808 P.2d 69 (1991)

111 N.M. 619

STATE of New Mexico, Plaintiff-Appellee, v. Charles Robert MOORE, Defendant-Appellant.

No. 12600.

Court of Appeals of New Mexico.

February 19, 1991.

Certiorari Denied March 26, 1991.

Tom Udall, Atty. Gen., Santa Fe, for plaintiff-appellee.

Jacquelyn Robins, Chief Public Defender, Sumita Mukhoty, Asst. Appellate Defender, Santa Fe, for defendant-appellant.



This case is before our court for the second time. We previously determined in State v. Moore, 109 N.M. 119, 782 P.2d 91 (Ct.App.1989), that defendant was entitled to a hearing, pursuant to Batson v. Kentucky, 476 U.S. 79, 106 S. Ct. 1712, 90 L. Ed. 2d 69 (1986), in order to determine whether the state had improperly used a peremptory challenge to strike the only black member of the jury venire. The case was remanded to the district court so that a hearing could be held to determine whether the state properly exercised its peremptory challenge. State v. Moore. On remand, the district court held a hearing at which Detective Tony Knott, the local law enforcement officer involved in defendant's case, and the juror stricken from the venire testified.

The district court found that the state had asked the jury panel at large if any of them had relatives with felony convictions and if any of them knew Detective Knott. The district court further found that the juror failed to respond to either of these questions and that the state used a peremptory strike to excuse the juror "[biased on [the juror's] family members with criminal records and on the possibility that she might know one of the State's witnesses." The court concluded that although defendant had established a prima facie case that justified the inference that the strike was used for a discriminatory purpose, the *70 state had provided clear, specific, and racially neutral reasons for exercising the strike. The district court ultimately concluded that the state properly exercised its peremptory challenge.[1]

Defendant appealed the district court's decision. We assigned the case to the summary calendar and proposed summary affirmance on the ground that the state had shown a racially neutral purpose for exercising its peremptory challenge. Defendant has filed a timely memorandum in opposition to the second calendar notice.

In his memorandum, defendant argues that the district court erred in concluding that the state properly exercised its peremptory challenge, because the prosecutor treated the juror he excluded differently than he treated the white jury panel members. We disagree.

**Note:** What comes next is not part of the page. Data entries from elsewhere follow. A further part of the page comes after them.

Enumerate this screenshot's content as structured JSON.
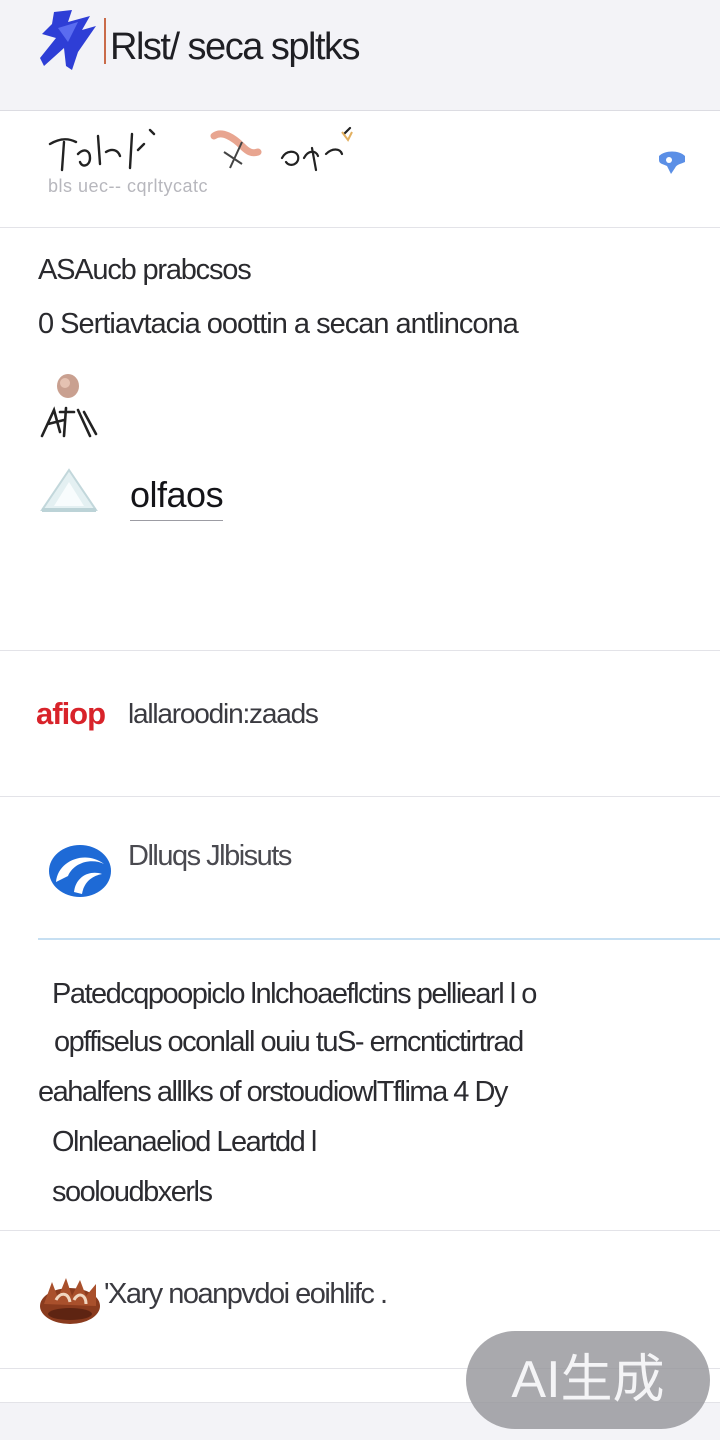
{
  "header": {
    "title": "Rlst/ seca spltks"
  },
  "profile": {
    "caption": "bls  uec-- cqrltycatc"
  },
  "section": {
    "heading": "ASAucb prabcsos",
    "subtitle": "0 Sertiavtacia ooottin a secan antlincona",
    "action_label": "olfaos"
  },
  "app_row": {
    "badge": "afiop",
    "label": "lallaroodin:zaads"
  },
  "service_row": {
    "title": "Dlluqs  Jlbisuts"
  },
  "paragraph": {
    "lines": [
      "Patedcqpoopiclo lnlchoaeflctins pelliearl l o",
      "opffiselus oconlall ouiu tuS- erncntictirtrad",
      "eahalfens alllks of orstoudiowlTflima 4 Dy",
      "Olnleanaeliod Leartdd l",
      "sooloudbxerls"
    ]
  },
  "last_item": {
    "label": "'Xary noanpvdoi eoihlifc ."
  },
  "watermark": {
    "text": "AI生成"
  },
  "colors": {
    "header_bg": "#f3f3f7",
    "accent_blue": "#2a78d8",
    "badge_red": "#d8232a",
    "brand_blue": "#2e3ed6"
  }
}
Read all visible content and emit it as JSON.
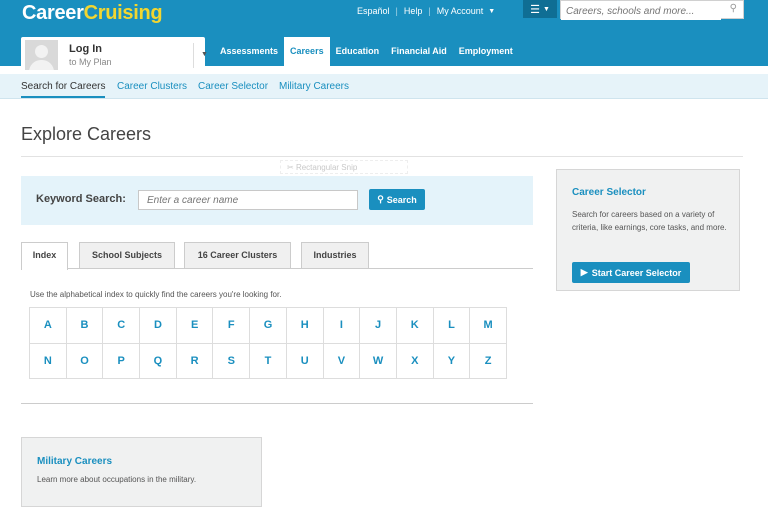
{
  "header": {
    "logo_part1": "Career",
    "logo_part2": "Cruising",
    "top_links": [
      "Español",
      "Help",
      "My Account"
    ],
    "search_placeholder": "Careers, schools and more...",
    "colors": {
      "brand": "#1a8fbf",
      "logo_accent": "#f2d630"
    }
  },
  "login": {
    "title": "Log In",
    "subtitle": "to My Plan"
  },
  "main_nav": [
    "Assessments",
    "Careers",
    "Education",
    "Financial Aid",
    "Employment"
  ],
  "sub_nav": [
    "Search for Careers",
    "Career Clusters",
    "Career Selector",
    "Military Careers"
  ],
  "page_title": "Explore Careers",
  "ghost_label": "Rectangular Snip",
  "keyword_search": {
    "label": "Keyword Search:",
    "placeholder": "Enter a career name",
    "button": "Search"
  },
  "tabs": [
    "Index",
    "School Subjects",
    "16 Career Clusters",
    "Industries"
  ],
  "index_note": "Use the alphabetical index to quickly find the careers you're looking for.",
  "letters": [
    "A",
    "B",
    "C",
    "D",
    "E",
    "F",
    "G",
    "H",
    "I",
    "J",
    "K",
    "L",
    "M",
    "N",
    "O",
    "P",
    "Q",
    "R",
    "S",
    "T",
    "U",
    "V",
    "W",
    "X",
    "Y",
    "Z"
  ],
  "military": {
    "title": "Military Careers",
    "description": "Learn more about occupations in the military."
  },
  "career_selector": {
    "title": "Career Selector",
    "description": "Search for careers based on a variety of criteria, like earnings, core tasks, and more.",
    "button": "Start Career Selector"
  }
}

Detective Knott testified at the hearing on remand that he met with the prosecutor, Michael Cox, to review the list of potential jurors for defendant's trial. Mr. Cox did not ask Detective Knott the race of the potential jurors, nor did he ask the detective to investigate the jurors. Rather, Detective Knott testified that he recognized the juror's name when reviewing the list. Detective Knott testified that he had arrested her brothers and knew that one of her brothers was in prison. He also testified that he did not know any other juror on the list with a similar background.

The juror testified on remand that she had three brothers and one sister and that one brother was incarcerated at the penitentiary. She also testified that she had three relatives with felony records at the time of the voir dire for defendant's trial. When asked why she had not responded at voir dire when the prosecutor inquired about family members with felony records or associations with police officers, she testified that she did not understand the question and that she found it difficult to discuss her relatives in a large group of people. However, she also testified that she should have answered the question affirmatively. Finally, she testified that she knew the officers involved in the case but that they had never done anything to her personally and that she was not biased against them.

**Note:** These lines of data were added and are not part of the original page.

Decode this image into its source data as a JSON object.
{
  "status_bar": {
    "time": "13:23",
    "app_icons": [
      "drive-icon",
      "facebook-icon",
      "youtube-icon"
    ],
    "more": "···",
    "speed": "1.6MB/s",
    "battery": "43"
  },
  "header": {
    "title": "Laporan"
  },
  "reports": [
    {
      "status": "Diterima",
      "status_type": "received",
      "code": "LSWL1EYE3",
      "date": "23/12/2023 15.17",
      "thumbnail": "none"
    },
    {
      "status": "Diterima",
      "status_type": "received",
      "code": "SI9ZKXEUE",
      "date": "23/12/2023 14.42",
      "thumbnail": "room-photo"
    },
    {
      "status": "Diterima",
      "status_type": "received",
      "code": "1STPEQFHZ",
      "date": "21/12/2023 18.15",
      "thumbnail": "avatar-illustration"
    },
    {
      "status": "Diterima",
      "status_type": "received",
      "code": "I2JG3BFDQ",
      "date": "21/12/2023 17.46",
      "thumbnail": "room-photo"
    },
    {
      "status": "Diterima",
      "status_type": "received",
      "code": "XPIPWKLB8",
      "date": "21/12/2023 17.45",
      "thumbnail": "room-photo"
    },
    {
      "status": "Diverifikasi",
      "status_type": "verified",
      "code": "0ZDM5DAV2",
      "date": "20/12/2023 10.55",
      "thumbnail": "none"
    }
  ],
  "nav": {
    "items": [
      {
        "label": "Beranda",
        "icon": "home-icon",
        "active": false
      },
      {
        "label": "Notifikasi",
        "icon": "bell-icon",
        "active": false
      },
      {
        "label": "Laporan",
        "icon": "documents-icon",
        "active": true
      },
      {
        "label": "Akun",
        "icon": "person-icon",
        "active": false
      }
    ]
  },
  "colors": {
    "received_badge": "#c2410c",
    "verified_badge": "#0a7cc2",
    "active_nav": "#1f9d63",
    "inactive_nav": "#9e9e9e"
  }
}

When a defendant has made a prima facie case tending to show that the state's peremptory challenges were exercised in a discriminatory manner, the burden then shifts to the state to show that the challenges were exercised for racially neutral reasons. State v. Goode, 107 N.M. 298, 756 P.2d 578 (Ct.App.1988). A trial court's determination of whether the state has properly provided racially neutral reasons will be upheld on appeal if the determination is supported by substantial evidence. Id. We view the evidence in the light most favorable to support the trial court's decision. See State v. Lankford, 92 N.M. 1, 582 P.2d 378 (1978).

The state's explanations need not rise to the level justifying removal of a juror for cause; however, the reasons must be clear, reasonably specific, and related to the issues to be tried. State v. Goode. It is sufficient to provide an explanation that the trial court can determine is a bona fide reason relating to legitimate criteria in selecting a jury on behalf of the state. See State v. Sanders, 95 N.C.App. 494, 383 S.E.2d 409 (1989); accord People v. Barber, 200 Cal. App. 3d 378, 245 Cal. Rptr. 895 (1988); People v. Chambie, 189 Cal. App. 3d 149, 234 Cal. Rptr. 308 (1987).

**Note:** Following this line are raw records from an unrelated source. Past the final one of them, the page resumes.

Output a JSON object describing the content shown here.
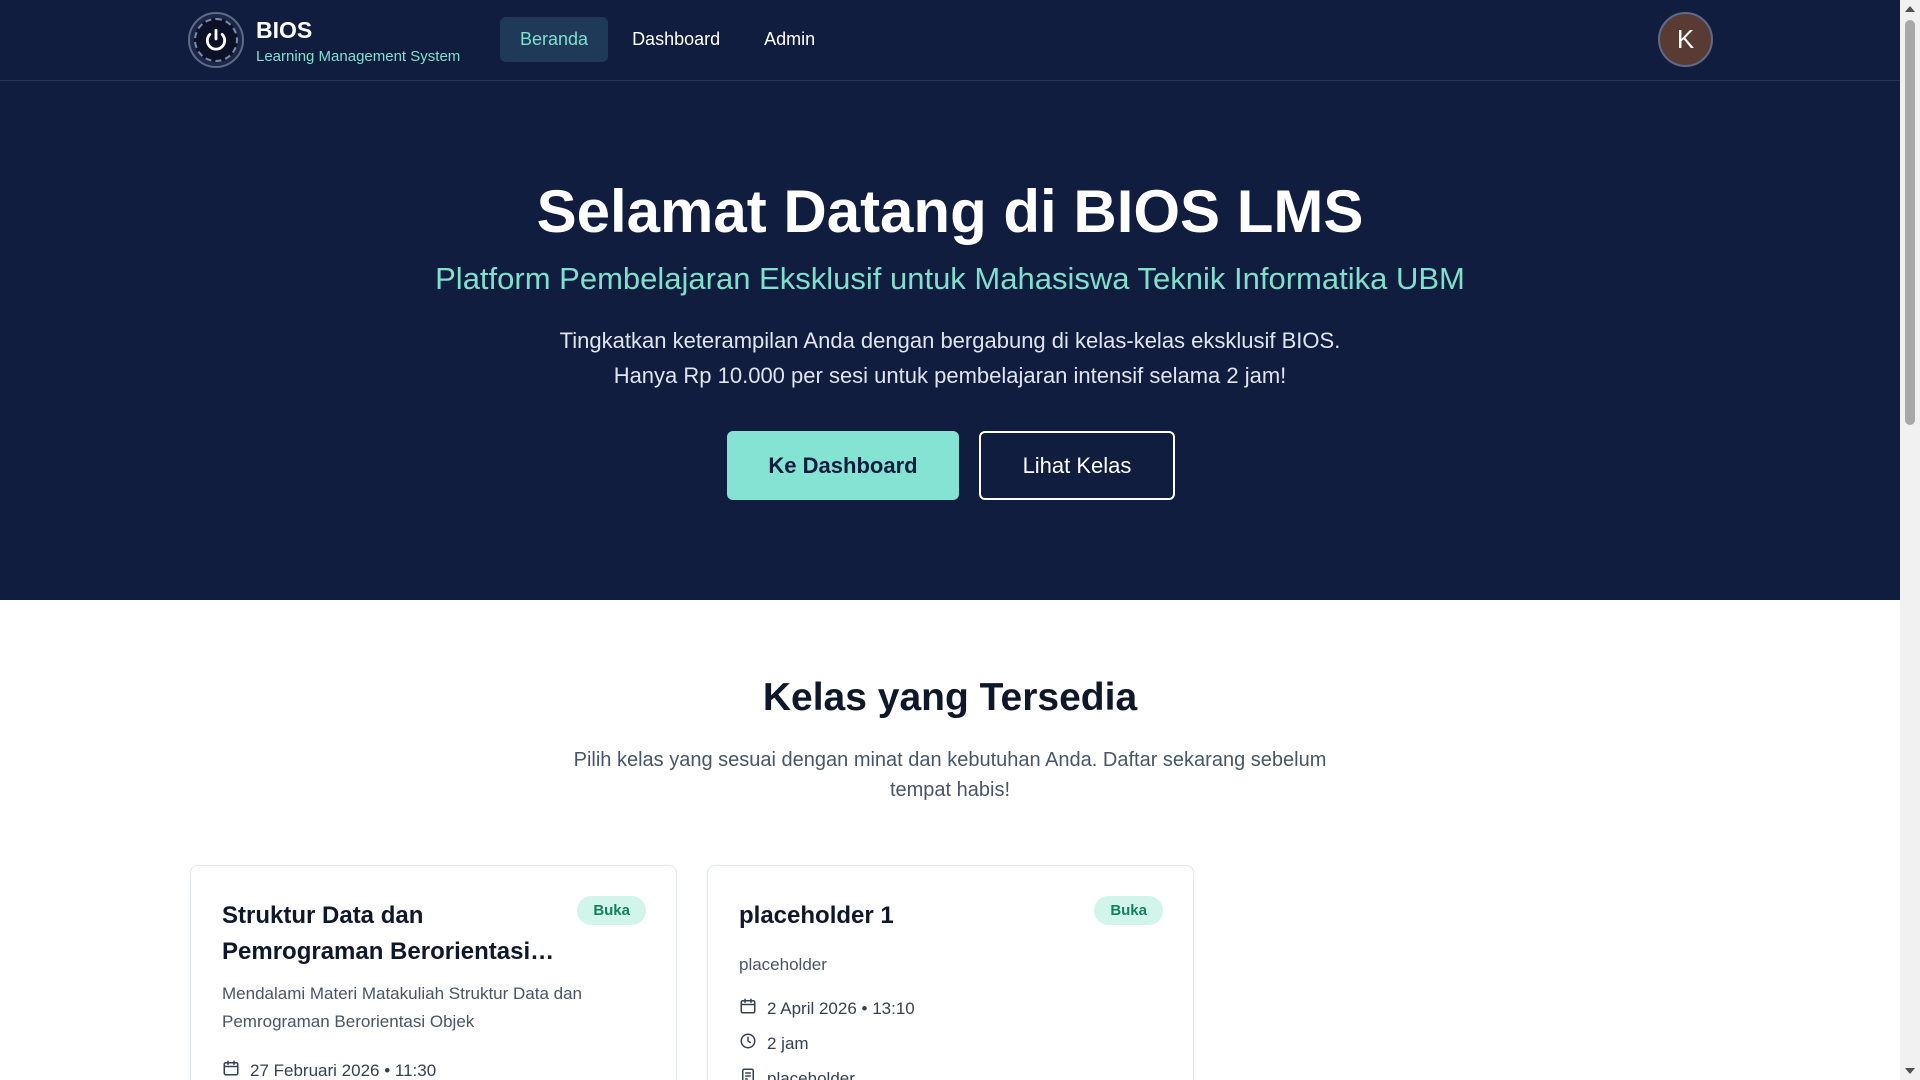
{
  "header": {
    "brand_name": "BIOS",
    "brand_tagline": "Learning Management System",
    "nav": [
      {
        "label": "Beranda"
      },
      {
        "label": "Dashboard"
      },
      {
        "label": "Admin"
      }
    ],
    "active_nav": "Beranda",
    "avatar_initial": "K"
  },
  "hero": {
    "title": "Selamat Datang di BIOS LMS",
    "subtitle": "Platform Pembelajaran Eksklusif untuk Mahasiswa Teknik Informatika UBM",
    "desc_line1": "Tingkatkan keterampilan Anda dengan bergabung di kelas-kelas eksklusif BIOS.",
    "desc_line2": "Hanya Rp 10.000 per sesi untuk pembelajaran intensif selama 2 jam!",
    "primary_button": "Ke Dashboard",
    "secondary_button": "Lihat Kelas"
  },
  "classes": {
    "title": "Kelas yang Tersedia",
    "desc": "Pilih kelas yang sesuai dengan minat dan kebutuhan Anda. Daftar sekarang sebelum tempat habis!",
    "cards": [
      {
        "title": "Struktur Data dan Pemrograman Berorientasi Objek",
        "badge": "Buka",
        "description": "Mendalami Materi Matakuliah Struktur Data dan Pemrograman Berorientasi Objek",
        "date": "27 Februari 2026 • 11:30"
      },
      {
        "title": "placeholder 1",
        "badge": "Buka",
        "description": "placeholder",
        "date": "2 April 2026 • 13:10",
        "duration": "2 jam",
        "location": "placeholder"
      }
    ]
  },
  "colors": {
    "navy": "#111d3f",
    "accent": "#7ee0cd",
    "badge_bg": "#d1f5ea",
    "badge_text": "#15805d"
  },
  "icons": [
    "power-icon",
    "calendar-icon",
    "clock-icon",
    "location-icon"
  ]
}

Here, the district court implicitly found that the juror in question had failed to respond accurately to the prosecutor's questions. There was evidence to support that finding. Defendant does not contend that the questions were unrelated to the issues in the case or that inaccurate responses were irrelevant to the prosecutor's decisions in selecting a jury. We recognize that no one responded to the questions, but we note that there was no evidence presented at the hearing that the prosecutor had reason to believe any other person had answered inaccurately. For this reason, *71 we cannot agree with defendant that the prosecutor's "failure to question [the juror's] silence indicates a racially non-neutral motive for striking her from the panel."

In the present case, the showing was sufficient to permit the district court to conclude that the inference had been rebutted. The prosecutor was entitled to be concerned about the juror's lack of candor. Although she might have failed to respond out of shyness or fear of embarrassment, she might also have failed to respond because of resentment or distrust. The district court was entitled to find that the prosecutor's explanation related to legitimate criteria in selecting jurors acceptable to the state. The cases on which defendant relies are distinguishable. In both Gamble v. State, 257 Ga. 325, 357 S.E.2d 792 (1987) and People v. Turner, 42 Cal. 3d 711, 726 P.2d 102, 230 Cal. Rptr. 656 (1986), the prosecutor explained the peremptory challenge exercised against black jurors on grounds that were equally applicable to white jurors who were accepted for service or on grounds that provided no reasonable basis for identifying potential bias. Under these circumstances, the inference of discriminatory use of peremptory challenges was reinforced, rather than rebutted.

In Sanders, on the other hand, the prosecutor had used peremptory challenges against three black members of the venire. The court found that, while the defendant had raised a prima facie case of discrimination regarding each of these challenges, the prosecutor had offered a racially neutral reason for each one. Id., 95 N.C.App. at 501, 383 S.E.2d at 414. The prosecutor said he challenged one of the black members of the venire because he "had held three jobs in the preceding ten months." Id. The court found this reasonably related to the juror's stability and maturity. Id. Another juror was challenged because of her "headstrong and overbearing personality." Id. The third challenge was made because the venire member "claimed to have never participated in court proceedings," but, according to the prosecutor, she "had an extensive criminal record." Id. The court found that "each of the reasons, on its face, rebuts the prima facie case." Id. The court then expressly distinguished Gamble and Turner.

We conclude that the district court could reasonably find that the state met its burden in showing that its reason for using a peremptory challenge to challenge the juror was racially neutral. Therefore, defendant's conviction is affirmed. See State v. Moore.


BIVINS and HARTZ, JJ., concur.


[1] We commend the district court for the care taken in preparing its decision. Its findings of fact and conclusions of law clearly state the path taken by the district court in reaching its decision. Such care facilitates appellate review and conserves judicial resources.